I think we got down there around 9:00 at night. The nurse got him hooked up to the monitors fairly quickly but did not put in an i.v.. About an hour later the resident came in to get his history. The really crazy part of the whole puzzle was that he had a fever of 101 degrees every day for the last two weeks. Fever is not typical with hypokalemia. He was also having stridor and an increased need for oxygen. The resident went and got the attending physician who was also stumped. They decided to go discuss things with the entire team and said they’d get back to us. Around midnight it was decided that he would go get another chest x ray to see if Monday’s x ray had missed something and he would also get an x ray of his esophagus. I watched the images as they came up on the screen. The chest x rays looked the same but I was shocked when I saw the one of his esophagus. There was clearly a narrowing of his esophagus. I didn’t know what it meant but I knew it was why he was having stridor.
I’m able to access Colby’s medical records online so I saw the radiologists read of his x ray before the doctors came back. Turns out Colby had croup the last two weeks. He doesn’t cough on his own so I never heard the bark. I’m quite familiar with croup. Jahnna had it a lot and my brothers also had it when they were younger. It never once crossed my mind that is what Colby had going on. Finally around 2:00 in the morning the resident came back and said that they were going to give Colby some potassium into his feeding tube and they were going to order a consult with the ENT department in the morning.
The rest of the night went by in a blur. Three lab draws, vitals, all the usual fun of a hospital stay. I didn’t get much sleep but thankfully John got some. The next day Colby’s potassium had risen dramatically from dangerously low to the high side of normal. Crazy how fast it works. His heart rate slowed to normal levels, his EKG was normal, he was starting to breath easier. We waited for the ENT doctors to show up and they finally did. Basically they want to do a bronchoscope the next time he has anesthesia. Colby has been intubated over forty times in the last seven years and they feel that there might be scar tissue causing some of the narrowing. The croup had inflamed his esophagus to much to do it while he was there. They want to wait six weeks and then do the procedure. The ENT also said that based on his history he would recommend a nissen as soon as possible.

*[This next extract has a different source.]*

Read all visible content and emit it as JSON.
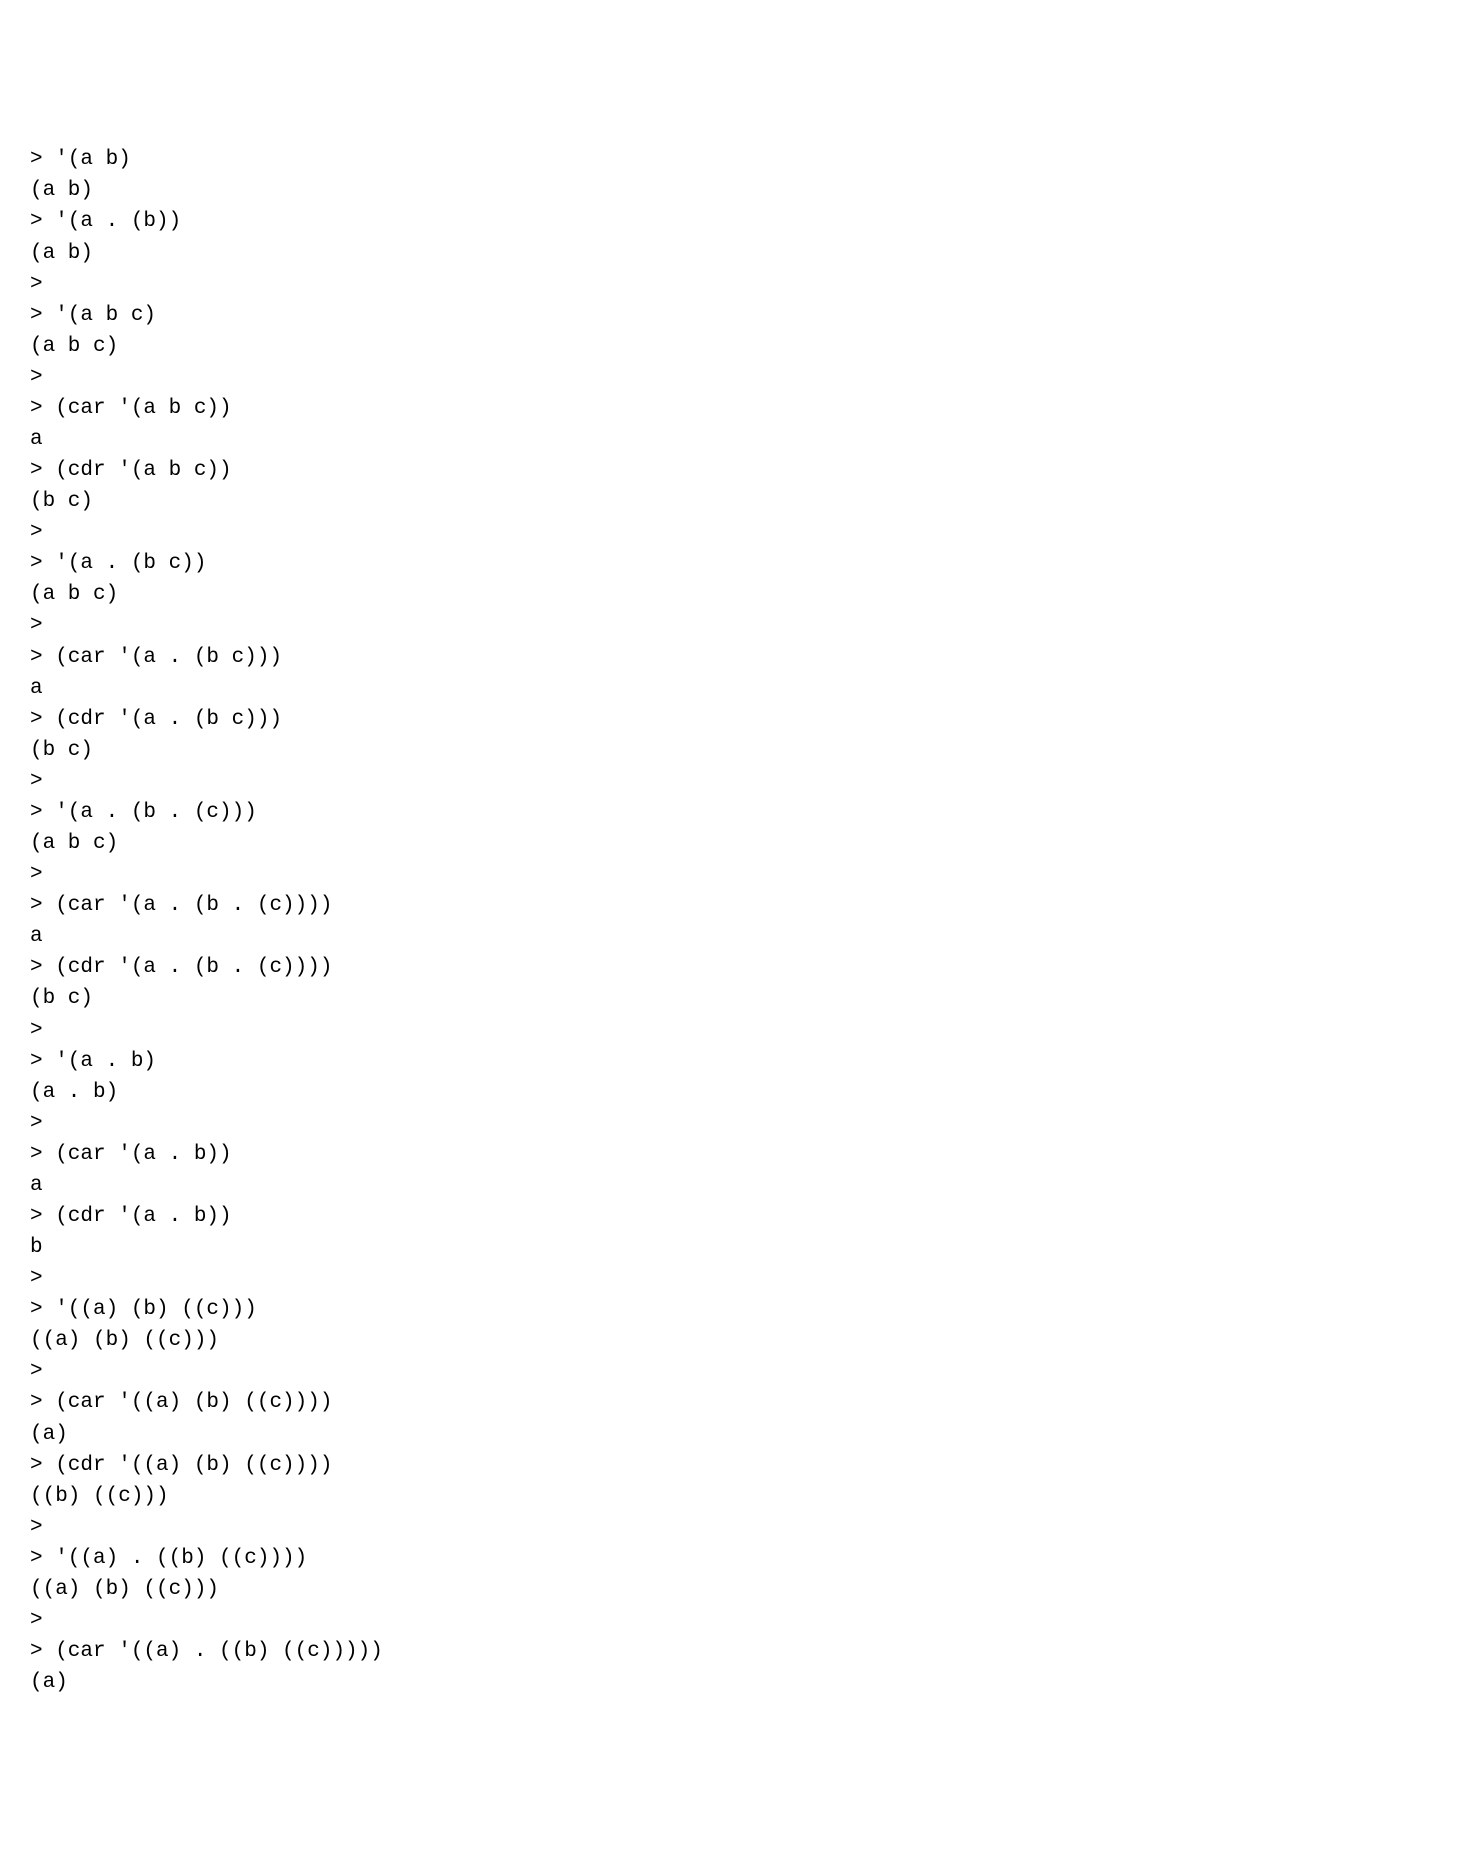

Colby was discharged late Wednesday night and we made it home around 1:00 in the morning. It was a very long three days that capped off a very long two weeks of trying to figure out what was going on with him. I now have to give him potassium and sodium supplements daily to keep his levels at the correct levels. He will have a follow up blood draw tomorrow and hopefully it will remain at a good level and things can calm down a little bit around here. That was our fun week, how was yours?